→ What you have to do:
Please give all of the data again, character for character, and drop the pictures.

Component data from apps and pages
▼
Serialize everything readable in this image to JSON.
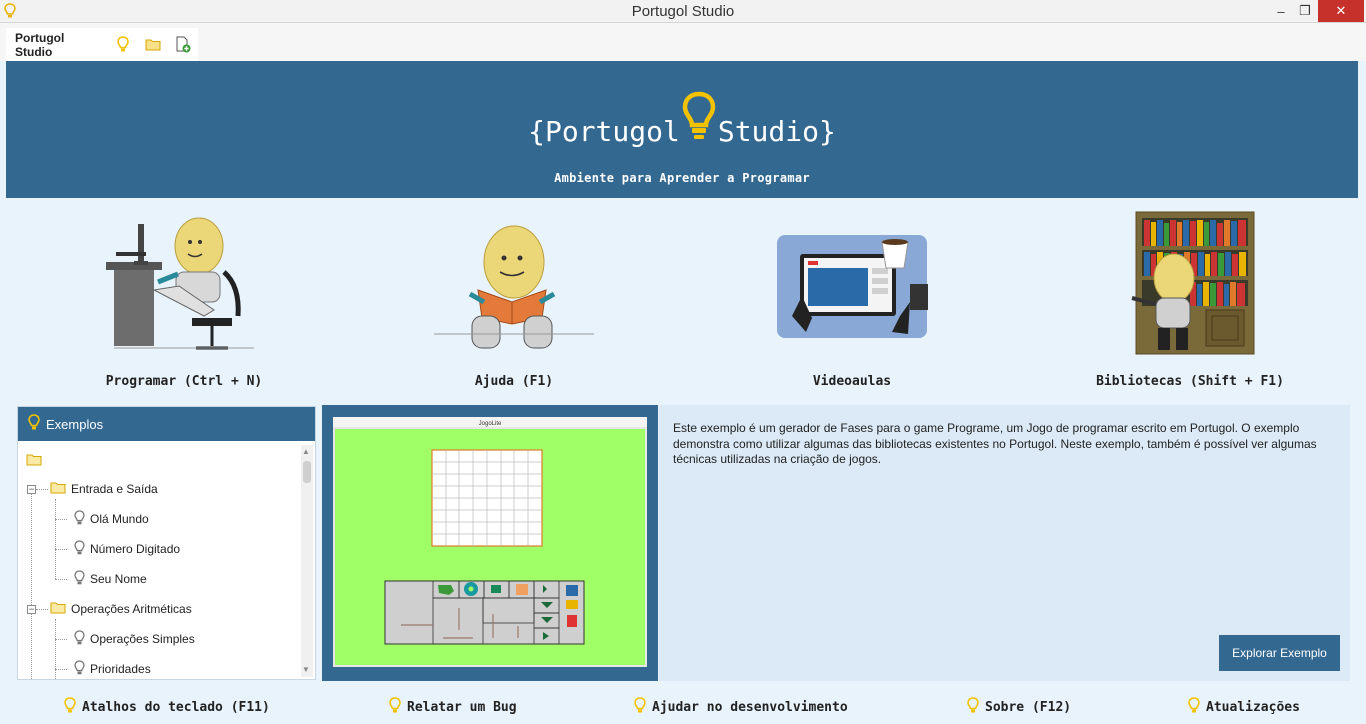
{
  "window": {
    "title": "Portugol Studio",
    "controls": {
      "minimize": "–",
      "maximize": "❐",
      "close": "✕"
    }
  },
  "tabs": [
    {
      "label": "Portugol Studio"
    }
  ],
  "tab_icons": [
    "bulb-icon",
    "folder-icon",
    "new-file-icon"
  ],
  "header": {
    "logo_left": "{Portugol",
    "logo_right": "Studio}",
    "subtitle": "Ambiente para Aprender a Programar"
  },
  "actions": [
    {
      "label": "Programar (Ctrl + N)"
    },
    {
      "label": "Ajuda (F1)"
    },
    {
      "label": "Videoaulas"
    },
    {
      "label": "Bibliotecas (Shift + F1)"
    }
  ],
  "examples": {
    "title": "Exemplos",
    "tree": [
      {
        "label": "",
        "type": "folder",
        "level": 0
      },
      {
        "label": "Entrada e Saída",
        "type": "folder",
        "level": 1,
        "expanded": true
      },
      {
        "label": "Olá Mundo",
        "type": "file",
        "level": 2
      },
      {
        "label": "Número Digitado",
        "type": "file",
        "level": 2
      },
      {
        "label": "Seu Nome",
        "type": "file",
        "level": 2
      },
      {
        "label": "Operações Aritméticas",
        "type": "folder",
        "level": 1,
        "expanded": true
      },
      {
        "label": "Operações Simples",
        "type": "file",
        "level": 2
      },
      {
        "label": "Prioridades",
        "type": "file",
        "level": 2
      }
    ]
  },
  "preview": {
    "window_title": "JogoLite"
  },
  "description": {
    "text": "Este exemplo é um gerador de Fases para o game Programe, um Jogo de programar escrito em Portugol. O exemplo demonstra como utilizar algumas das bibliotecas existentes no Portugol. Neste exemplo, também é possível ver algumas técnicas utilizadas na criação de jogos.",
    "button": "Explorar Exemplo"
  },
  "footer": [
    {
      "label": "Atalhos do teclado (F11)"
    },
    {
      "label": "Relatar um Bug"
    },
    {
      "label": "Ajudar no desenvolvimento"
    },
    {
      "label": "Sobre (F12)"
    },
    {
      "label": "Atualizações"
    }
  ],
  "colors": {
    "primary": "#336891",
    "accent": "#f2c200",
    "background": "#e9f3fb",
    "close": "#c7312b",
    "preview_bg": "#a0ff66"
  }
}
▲
→ Solution to the exercise:
Serialize everything readable in this image to JSON.
{
  "window": {
    "title": "Portugol Studio",
    "controls": {
      "minimize": "–",
      "maximize": "❐",
      "close": "✕"
    }
  },
  "tabs": [
    {
      "label": "Portugol Studio"
    }
  ],
  "tab_icons": [
    "bulb-icon",
    "folder-icon",
    "new-file-icon"
  ],
  "header": {
    "logo_left": "{Portugol",
    "logo_right": "Studio}",
    "subtitle": "Ambiente para Aprender a Programar"
  },
  "actions": [
    {
      "label": "Programar (Ctrl + N)"
    },
    {
      "label": "Ajuda (F1)"
    },
    {
      "label": "Videoaulas"
    },
    {
      "label": "Bibliotecas (Shift + F1)"
    }
  ],
  "examples": {
    "title": "Exemplos",
    "tree": [
      {
        "label": "",
        "type": "folder",
        "level": 0
      },
      {
        "label": "Entrada e Saída",
        "type": "folder",
        "level": 1,
        "expanded": true
      },
      {
        "label": "Olá Mundo",
        "type": "file",
        "level": 2
      },
      {
        "label": "Número Digitado",
        "type": "file",
        "level": 2
      },
      {
        "label": "Seu Nome",
        "type": "file",
        "level": 2
      },
      {
        "label": "Operações Aritméticas",
        "type": "folder",
        "level": 1,
        "expanded": true
      },
      {
        "label": "Operações Simples",
        "type": "file",
        "level": 2
      },
      {
        "label": "Prioridades",
        "type": "file",
        "level": 2
      }
    ]
  },
  "preview": {
    "window_title": "JogoLite"
  },
  "description": {
    "text": "Este exemplo é um gerador de Fases para o game Programe, um Jogo de programar escrito em Portugol. O exemplo demonstra como utilizar algumas das bibliotecas existentes no Portugol. Neste exemplo, também é possível ver algumas técnicas utilizadas na criação de jogos.",
    "button": "Explorar Exemplo"
  },
  "footer": [
    {
      "label": "Atalhos do teclado (F11)"
    },
    {
      "label": "Relatar um Bug"
    },
    {
      "label": "Ajudar no desenvolvimento"
    },
    {
      "label": "Sobre (F12)"
    },
    {
      "label": "Atualizações"
    }
  ],
  "colors": {
    "primary": "#336891",
    "accent": "#f2c200",
    "background": "#e9f3fb",
    "close": "#c7312b",
    "preview_bg": "#a0ff66"
  }
}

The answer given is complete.